### EXERCISE
Among the following entries, how many lines hold the string "text"? State only the number.

### Source records
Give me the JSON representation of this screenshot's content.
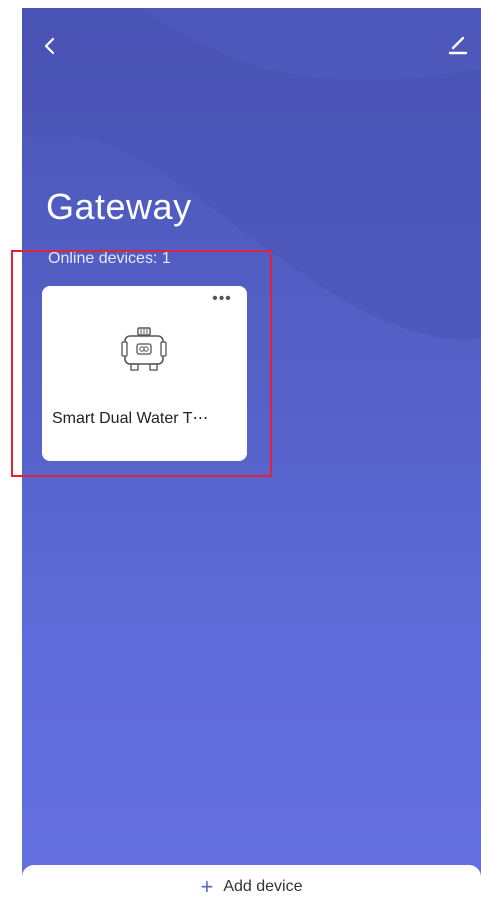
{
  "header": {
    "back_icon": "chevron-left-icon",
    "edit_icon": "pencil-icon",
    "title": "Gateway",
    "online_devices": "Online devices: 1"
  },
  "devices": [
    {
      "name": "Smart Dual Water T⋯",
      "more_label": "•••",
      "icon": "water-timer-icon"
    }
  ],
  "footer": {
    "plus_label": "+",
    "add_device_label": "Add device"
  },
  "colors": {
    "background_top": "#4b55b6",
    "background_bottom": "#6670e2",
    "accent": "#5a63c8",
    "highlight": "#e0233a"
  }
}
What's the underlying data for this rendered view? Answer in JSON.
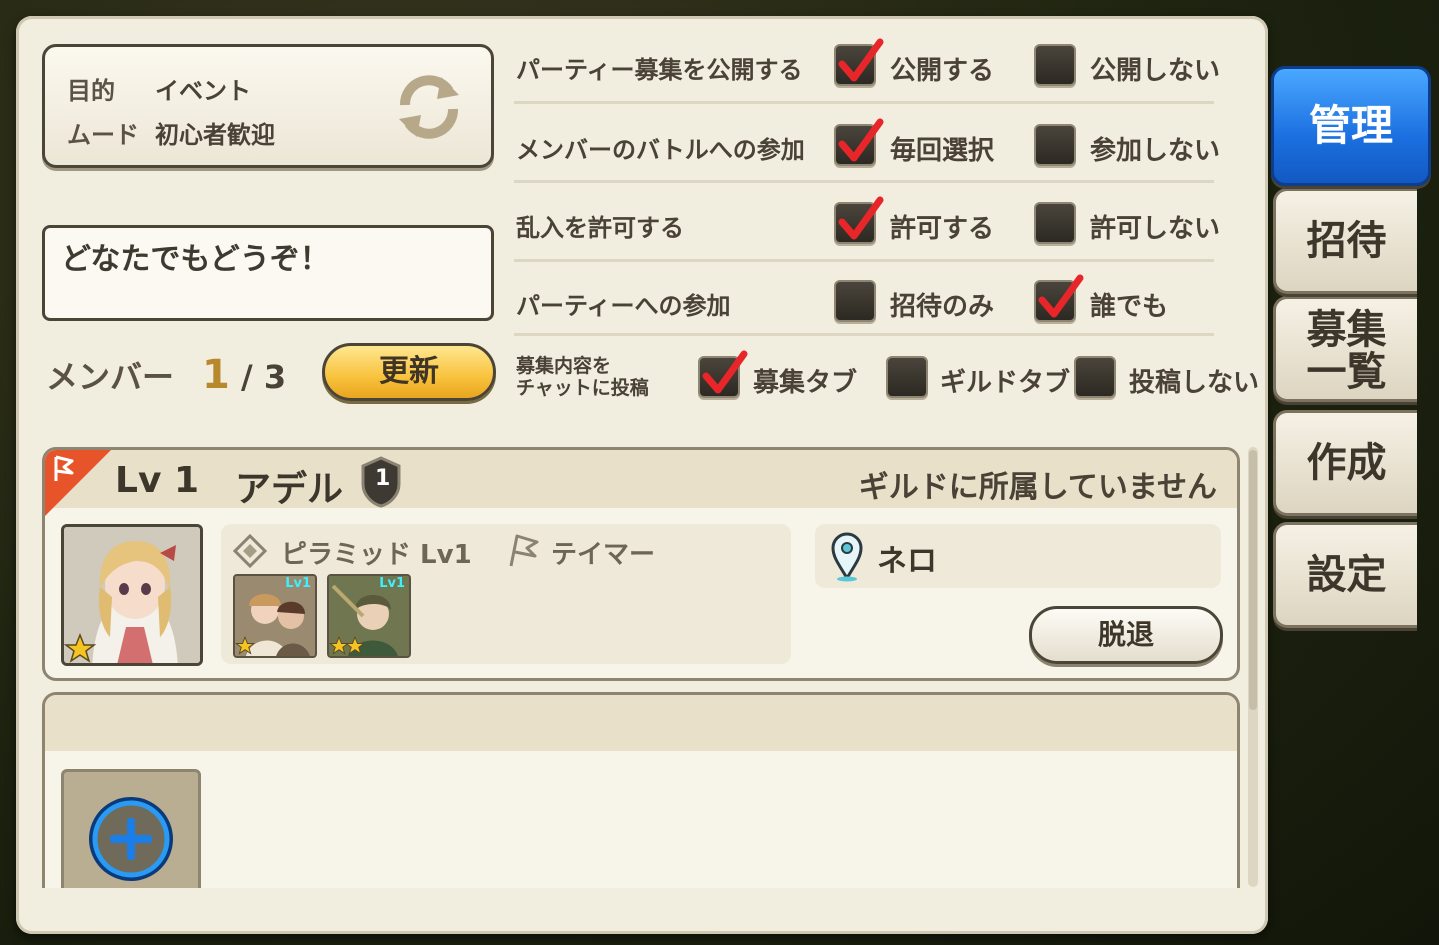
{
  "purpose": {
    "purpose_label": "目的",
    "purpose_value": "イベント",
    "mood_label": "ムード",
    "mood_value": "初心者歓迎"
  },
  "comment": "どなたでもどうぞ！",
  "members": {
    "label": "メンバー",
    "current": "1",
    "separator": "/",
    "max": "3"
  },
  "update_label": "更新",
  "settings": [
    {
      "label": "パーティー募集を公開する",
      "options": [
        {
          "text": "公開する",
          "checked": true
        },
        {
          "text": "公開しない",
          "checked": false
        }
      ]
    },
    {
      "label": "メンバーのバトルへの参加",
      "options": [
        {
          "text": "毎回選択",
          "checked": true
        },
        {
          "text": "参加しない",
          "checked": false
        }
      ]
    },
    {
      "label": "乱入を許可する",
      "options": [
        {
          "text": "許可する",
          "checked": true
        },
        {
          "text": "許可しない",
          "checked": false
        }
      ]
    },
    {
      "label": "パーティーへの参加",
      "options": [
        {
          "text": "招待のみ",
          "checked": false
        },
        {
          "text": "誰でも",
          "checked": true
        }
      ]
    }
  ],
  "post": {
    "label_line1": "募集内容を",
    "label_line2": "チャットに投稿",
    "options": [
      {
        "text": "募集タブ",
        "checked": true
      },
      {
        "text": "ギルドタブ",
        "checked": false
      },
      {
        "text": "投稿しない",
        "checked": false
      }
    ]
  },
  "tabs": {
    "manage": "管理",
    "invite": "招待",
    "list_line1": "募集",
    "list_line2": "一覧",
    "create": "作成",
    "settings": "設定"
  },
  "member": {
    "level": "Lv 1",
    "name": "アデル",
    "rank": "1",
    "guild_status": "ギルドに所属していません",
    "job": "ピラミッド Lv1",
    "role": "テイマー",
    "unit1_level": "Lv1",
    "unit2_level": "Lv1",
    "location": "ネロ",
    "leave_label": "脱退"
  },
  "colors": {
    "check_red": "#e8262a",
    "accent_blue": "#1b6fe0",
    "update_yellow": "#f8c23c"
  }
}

### WRITTEN ANSWER
11